Work required:
Set down the records below in full, exactly as they read.

Data for this task:
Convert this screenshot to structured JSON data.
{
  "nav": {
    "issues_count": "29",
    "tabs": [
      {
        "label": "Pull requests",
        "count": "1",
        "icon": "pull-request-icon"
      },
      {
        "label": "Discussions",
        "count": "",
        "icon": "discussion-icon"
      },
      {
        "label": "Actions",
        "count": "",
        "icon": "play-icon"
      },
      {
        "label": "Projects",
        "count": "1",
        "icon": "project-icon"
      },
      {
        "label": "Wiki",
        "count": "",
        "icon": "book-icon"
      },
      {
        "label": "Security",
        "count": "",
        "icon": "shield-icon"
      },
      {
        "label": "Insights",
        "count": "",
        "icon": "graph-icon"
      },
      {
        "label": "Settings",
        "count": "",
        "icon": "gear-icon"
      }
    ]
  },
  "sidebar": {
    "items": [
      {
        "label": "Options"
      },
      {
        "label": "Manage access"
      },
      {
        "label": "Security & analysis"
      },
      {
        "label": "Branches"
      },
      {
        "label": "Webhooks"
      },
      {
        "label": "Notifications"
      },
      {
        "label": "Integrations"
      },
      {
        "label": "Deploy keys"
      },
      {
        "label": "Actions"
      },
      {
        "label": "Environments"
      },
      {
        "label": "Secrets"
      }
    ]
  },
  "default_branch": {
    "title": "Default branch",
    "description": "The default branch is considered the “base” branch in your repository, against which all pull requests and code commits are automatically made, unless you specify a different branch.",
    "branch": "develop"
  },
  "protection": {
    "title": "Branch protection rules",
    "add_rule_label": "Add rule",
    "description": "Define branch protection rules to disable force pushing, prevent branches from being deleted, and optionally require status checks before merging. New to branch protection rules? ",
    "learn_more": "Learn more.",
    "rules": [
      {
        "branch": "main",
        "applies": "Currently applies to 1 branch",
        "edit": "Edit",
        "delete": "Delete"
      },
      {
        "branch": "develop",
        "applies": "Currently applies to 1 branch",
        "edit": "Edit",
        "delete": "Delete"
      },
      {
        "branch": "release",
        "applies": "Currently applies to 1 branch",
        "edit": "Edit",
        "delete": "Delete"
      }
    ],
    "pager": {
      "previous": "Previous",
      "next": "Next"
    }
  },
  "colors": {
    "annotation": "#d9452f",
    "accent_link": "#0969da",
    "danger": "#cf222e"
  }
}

Task response:
Convert this screenshot to structured JSON data.
{
  "nav": {
    "issues_count": "29",
    "tabs": [
      {
        "label": "Pull requests",
        "count": "1",
        "icon": "pull-request-icon"
      },
      {
        "label": "Discussions",
        "count": "",
        "icon": "discussion-icon"
      },
      {
        "label": "Actions",
        "count": "",
        "icon": "play-icon"
      },
      {
        "label": "Projects",
        "count": "1",
        "icon": "project-icon"
      },
      {
        "label": "Wiki",
        "count": "",
        "icon": "book-icon"
      },
      {
        "label": "Security",
        "count": "",
        "icon": "shield-icon"
      },
      {
        "label": "Insights",
        "count": "",
        "icon": "graph-icon"
      },
      {
        "label": "Settings",
        "count": "",
        "icon": "gear-icon"
      }
    ]
  },
  "sidebar": {
    "items": [
      {
        "label": "Options"
      },
      {
        "label": "Manage access"
      },
      {
        "label": "Security & analysis"
      },
      {
        "label": "Branches"
      },
      {
        "label": "Webhooks"
      },
      {
        "label": "Notifications"
      },
      {
        "label": "Integrations"
      },
      {
        "label": "Deploy keys"
      },
      {
        "label": "Actions"
      },
      {
        "label": "Environments"
      },
      {
        "label": "Secrets"
      }
    ]
  },
  "default_branch": {
    "title": "Default branch",
    "description": "The default branch is considered the “base” branch in your repository, against which all pull requests and code commits are automatically made, unless you specify a different branch.",
    "branch": "develop"
  },
  "protection": {
    "title": "Branch protection rules",
    "add_rule_label": "Add rule",
    "description": "Define branch protection rules to disable force pushing, prevent branches from being deleted, and optionally require status checks before merging. New to branch protection rules? ",
    "learn_more": "Learn more.",
    "rules": [
      {
        "branch": "main",
        "applies": "Currently applies to 1 branch",
        "edit": "Edit",
        "delete": "Delete"
      },
      {
        "branch": "develop",
        "applies": "Currently applies to 1 branch",
        "edit": "Edit",
        "delete": "Delete"
      },
      {
        "branch": "release",
        "applies": "Currently applies to 1 branch",
        "edit": "Edit",
        "delete": "Delete"
      }
    ],
    "pager": {
      "previous": "Previous",
      "next": "Next"
    }
  },
  "colors": {
    "annotation": "#d9452f",
    "accent_link": "#0969da",
    "danger": "#cf222e"
  }
}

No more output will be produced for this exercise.